# [Task prompt]
Gather every line of the entries that includes the word "FMLA".

# [Data to examine]
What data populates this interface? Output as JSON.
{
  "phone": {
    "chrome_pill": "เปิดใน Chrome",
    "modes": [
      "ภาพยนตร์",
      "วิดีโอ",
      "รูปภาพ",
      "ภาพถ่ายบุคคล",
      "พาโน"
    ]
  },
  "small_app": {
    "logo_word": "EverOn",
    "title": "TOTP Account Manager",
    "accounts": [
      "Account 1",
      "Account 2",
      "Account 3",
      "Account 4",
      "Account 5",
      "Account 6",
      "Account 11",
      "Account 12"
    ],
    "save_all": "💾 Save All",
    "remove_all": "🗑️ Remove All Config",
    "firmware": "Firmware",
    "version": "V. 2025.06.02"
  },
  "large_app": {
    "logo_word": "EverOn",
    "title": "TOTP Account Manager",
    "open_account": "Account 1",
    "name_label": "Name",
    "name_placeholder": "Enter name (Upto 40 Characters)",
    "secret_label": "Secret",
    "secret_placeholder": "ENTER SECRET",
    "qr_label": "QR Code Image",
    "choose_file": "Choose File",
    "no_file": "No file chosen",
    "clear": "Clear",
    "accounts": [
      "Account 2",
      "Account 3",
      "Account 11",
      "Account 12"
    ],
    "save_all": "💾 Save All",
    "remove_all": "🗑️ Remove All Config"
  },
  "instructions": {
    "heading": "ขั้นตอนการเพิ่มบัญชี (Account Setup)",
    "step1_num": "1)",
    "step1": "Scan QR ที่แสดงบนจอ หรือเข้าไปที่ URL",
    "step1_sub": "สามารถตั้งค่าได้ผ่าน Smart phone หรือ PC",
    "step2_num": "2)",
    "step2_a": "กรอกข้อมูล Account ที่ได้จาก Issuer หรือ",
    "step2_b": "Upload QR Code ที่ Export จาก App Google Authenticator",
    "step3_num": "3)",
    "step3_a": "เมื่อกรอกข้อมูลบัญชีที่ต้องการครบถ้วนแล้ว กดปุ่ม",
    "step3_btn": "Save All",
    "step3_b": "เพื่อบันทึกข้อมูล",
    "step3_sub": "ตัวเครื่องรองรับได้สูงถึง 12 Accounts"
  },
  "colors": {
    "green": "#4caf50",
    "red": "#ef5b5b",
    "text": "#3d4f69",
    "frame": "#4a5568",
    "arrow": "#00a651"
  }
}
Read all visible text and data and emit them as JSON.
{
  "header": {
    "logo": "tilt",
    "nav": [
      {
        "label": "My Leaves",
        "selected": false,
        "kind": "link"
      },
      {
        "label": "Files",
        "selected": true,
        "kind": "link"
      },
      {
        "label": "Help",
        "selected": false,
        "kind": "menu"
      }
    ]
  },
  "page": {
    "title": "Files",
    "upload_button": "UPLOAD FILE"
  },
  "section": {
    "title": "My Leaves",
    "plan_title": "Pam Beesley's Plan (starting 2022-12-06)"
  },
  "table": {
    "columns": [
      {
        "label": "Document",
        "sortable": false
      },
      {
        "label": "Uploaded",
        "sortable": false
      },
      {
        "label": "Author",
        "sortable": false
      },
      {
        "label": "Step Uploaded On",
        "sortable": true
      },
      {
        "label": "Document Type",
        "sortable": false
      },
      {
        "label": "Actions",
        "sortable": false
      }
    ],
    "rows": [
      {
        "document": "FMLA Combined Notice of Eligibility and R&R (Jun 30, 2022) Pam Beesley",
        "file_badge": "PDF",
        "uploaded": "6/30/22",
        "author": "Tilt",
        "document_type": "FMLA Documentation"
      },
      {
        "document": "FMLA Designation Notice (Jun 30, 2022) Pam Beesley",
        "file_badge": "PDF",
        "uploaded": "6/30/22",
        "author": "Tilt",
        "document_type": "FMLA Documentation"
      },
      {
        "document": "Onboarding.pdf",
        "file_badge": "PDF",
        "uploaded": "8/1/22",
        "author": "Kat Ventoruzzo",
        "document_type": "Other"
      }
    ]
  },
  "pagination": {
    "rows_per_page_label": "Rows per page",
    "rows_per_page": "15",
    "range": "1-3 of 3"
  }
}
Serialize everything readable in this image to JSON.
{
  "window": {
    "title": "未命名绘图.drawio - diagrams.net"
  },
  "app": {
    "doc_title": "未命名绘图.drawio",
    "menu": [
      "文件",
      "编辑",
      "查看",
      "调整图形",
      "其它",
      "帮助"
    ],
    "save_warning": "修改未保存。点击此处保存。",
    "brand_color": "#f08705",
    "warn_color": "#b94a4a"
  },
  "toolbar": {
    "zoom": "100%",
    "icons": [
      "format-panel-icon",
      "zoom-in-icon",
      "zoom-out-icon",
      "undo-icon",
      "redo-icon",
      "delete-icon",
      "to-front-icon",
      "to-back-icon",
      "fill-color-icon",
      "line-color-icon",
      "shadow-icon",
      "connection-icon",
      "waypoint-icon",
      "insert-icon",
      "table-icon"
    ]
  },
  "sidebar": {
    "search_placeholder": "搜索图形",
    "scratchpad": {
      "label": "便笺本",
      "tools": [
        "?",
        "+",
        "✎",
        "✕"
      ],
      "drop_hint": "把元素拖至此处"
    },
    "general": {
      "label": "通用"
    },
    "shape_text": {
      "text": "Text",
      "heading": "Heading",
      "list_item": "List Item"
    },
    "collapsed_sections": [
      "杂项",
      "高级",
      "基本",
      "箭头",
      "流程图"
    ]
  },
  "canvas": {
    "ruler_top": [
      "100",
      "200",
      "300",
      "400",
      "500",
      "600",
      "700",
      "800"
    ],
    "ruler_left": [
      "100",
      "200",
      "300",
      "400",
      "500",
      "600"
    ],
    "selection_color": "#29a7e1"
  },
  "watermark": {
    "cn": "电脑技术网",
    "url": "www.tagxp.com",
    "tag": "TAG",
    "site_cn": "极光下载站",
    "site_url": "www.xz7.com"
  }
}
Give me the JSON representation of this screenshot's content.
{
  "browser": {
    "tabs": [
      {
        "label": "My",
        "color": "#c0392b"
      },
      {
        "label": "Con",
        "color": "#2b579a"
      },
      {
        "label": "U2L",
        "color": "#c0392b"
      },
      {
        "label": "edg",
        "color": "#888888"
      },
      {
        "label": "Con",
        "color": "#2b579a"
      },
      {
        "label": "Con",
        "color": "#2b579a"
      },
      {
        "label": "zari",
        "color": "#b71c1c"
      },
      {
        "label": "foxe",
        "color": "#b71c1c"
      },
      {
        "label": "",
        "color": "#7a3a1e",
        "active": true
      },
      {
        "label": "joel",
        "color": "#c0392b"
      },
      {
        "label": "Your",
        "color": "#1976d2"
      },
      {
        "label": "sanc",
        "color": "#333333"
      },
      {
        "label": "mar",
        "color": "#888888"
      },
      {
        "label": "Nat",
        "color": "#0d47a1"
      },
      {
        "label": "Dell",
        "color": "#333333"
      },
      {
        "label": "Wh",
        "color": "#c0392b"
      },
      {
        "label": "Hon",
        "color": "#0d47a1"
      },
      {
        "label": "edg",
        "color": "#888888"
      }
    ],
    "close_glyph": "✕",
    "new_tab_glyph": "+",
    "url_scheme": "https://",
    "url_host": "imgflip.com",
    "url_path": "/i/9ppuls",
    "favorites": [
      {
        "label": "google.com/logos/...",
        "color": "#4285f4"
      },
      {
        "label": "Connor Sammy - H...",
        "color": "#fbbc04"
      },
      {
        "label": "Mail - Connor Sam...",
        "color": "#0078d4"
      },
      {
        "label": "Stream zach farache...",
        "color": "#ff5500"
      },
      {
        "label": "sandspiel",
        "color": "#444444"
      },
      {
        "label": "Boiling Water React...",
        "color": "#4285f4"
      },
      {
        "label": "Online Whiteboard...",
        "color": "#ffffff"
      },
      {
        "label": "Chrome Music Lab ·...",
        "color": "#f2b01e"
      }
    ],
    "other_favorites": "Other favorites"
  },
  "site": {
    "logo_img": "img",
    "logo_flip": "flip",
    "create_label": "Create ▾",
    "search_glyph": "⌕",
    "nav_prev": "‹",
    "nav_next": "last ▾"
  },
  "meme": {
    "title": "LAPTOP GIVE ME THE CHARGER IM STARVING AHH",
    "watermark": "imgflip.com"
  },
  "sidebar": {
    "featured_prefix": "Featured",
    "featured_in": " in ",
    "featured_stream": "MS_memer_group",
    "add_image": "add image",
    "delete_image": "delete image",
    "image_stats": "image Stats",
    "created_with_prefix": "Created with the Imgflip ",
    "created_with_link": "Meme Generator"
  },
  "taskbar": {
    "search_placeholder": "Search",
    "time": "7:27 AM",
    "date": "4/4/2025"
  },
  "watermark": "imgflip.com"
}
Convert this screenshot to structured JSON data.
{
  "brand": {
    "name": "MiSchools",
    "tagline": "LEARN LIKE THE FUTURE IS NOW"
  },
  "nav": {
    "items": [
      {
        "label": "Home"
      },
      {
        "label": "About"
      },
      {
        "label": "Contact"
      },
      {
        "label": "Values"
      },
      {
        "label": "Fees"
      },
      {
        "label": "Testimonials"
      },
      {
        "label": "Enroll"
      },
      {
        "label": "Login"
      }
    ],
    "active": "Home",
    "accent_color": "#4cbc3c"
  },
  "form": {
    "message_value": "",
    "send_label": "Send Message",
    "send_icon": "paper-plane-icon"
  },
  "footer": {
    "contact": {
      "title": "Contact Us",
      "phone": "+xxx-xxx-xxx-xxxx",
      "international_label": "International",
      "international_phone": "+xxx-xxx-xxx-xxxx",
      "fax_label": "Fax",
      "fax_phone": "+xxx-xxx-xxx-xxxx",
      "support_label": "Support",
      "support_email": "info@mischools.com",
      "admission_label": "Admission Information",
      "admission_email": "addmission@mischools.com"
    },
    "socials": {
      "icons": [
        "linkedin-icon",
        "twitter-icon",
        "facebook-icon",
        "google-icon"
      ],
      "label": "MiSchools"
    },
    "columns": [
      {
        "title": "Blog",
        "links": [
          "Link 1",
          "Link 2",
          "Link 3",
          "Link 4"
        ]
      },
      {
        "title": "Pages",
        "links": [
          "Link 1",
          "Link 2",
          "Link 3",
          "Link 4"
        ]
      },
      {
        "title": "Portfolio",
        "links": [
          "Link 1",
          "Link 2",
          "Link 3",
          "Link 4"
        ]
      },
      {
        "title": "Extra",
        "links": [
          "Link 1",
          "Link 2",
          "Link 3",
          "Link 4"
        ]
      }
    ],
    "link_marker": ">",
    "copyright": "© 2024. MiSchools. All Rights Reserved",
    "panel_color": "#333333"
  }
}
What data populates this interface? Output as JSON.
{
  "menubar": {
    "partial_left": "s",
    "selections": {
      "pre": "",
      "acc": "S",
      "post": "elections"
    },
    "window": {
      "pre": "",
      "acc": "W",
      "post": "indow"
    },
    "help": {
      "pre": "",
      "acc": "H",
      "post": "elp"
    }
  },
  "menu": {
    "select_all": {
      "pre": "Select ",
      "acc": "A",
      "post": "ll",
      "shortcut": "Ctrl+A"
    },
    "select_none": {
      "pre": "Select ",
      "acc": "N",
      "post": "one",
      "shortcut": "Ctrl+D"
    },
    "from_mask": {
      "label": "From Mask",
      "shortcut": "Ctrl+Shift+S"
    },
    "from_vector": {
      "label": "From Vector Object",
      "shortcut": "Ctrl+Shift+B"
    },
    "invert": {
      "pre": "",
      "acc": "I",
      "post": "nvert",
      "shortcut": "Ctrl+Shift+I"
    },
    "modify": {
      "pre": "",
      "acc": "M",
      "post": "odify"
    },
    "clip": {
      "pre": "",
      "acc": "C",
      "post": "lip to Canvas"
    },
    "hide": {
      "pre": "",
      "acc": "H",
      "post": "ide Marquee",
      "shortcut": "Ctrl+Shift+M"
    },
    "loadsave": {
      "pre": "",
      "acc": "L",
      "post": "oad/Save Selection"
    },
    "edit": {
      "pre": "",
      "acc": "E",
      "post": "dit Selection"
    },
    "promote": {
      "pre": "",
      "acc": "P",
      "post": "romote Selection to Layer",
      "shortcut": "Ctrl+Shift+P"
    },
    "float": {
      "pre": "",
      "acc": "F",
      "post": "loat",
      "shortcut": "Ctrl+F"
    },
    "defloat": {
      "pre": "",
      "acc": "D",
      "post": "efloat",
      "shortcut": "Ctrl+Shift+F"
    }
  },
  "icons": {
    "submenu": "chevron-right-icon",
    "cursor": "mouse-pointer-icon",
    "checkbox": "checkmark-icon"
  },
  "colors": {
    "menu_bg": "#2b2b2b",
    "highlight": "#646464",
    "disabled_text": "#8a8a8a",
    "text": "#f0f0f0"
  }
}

# [Response]
        "document": "FMLA Combined Notice of Eligibility and R&R (Jun 30, 2022) Pam Beesley",
        "document_type": "FMLA Documentation"
        "document": "FMLA Designation Notice (Jun 30, 2022) Pam Beesley",
        "document_type": "FMLA Documentation"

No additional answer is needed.